Please note that presentations will be allocated to the program taking into account author preference and balance of the program, and if deemed necessary the program committee may request that you consider an alternative presentation format.
- The Call for Abstracts for the Oceanic Palliative Care Conference is a competitive process.
- Each abstract will be assessed by at least three members of the 23OPCC Program Committee and relevant professionals.
Each abstract will be ranked against the following selection criteria:
- Relevance to palliative care and the overall conference theme: With the end in mind – shaping stronger health systems, delivering quality palliative care’
- Learnings – the abstract provides unique or innovative thinking
- Quality of content - be it scientific, academic or practical
All conference abstracts are reviewed blind, which means all identifying information is removed from the abstract.

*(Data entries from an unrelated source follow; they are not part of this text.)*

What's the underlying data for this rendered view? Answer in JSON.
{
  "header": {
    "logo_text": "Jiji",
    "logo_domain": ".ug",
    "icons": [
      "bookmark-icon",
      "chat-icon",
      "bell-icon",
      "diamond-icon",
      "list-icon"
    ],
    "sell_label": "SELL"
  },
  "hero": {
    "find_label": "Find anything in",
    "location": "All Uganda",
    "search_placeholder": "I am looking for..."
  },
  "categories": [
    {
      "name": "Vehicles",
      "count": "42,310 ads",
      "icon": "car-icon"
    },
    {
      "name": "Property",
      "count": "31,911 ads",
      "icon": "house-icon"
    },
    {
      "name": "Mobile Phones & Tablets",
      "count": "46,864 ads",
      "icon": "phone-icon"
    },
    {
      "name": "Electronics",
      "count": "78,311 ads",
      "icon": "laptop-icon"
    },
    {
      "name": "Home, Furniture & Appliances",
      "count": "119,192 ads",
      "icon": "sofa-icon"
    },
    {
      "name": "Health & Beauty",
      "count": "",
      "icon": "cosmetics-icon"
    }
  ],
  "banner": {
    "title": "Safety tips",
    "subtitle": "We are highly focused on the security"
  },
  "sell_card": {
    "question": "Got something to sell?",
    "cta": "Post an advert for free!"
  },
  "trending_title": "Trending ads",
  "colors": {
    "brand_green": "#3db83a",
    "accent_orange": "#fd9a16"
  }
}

This ensures reviewers are not influenced by knowing who the author is.
As there will be many more abstracts submitted for the conference than there are spaces in the program, it is important to ensure you are submitting a high-quality abstract for a high-quality presentation.
Notifications of acceptance will be sent via e-mail to the presenting or submitting author/s in April.
If you are under the age of 40 and working or doing research in palliative care, you can submit your abstract to be considered for the Ian Maddocks Guest Lecture.
The recipient of the Ian Maddocks Guest Lecture is judged to be the best submission by an author under the age of 40 who is engaged in the study or delivery of palliative care in any of its component disciplines. The winner will be required to present their abstract in an oral plenary session at the conference.
Only submissions that address the conference theme and are consistent with the themes and topics as described above will be accepted. The committee reserves the right to accept or decline any abstract, and to allocate to a session time or any presentation types. The nominated authors of an abstract retain all propriety and patent rights. The authors retain the right to use all or part of their abstracts in future works of their own. Please note that following acceptance of an abstract for presentation, the abstract shall not be presented to any other body before the Oceanic Conference 2023. The presenting author is responsible for obtaining copyright clearance and authority for all material included in their presentation. By submitting an abstract you agree that PCA can publish it in any of its productions and that your presentation can be recorded, distributed, or made available online.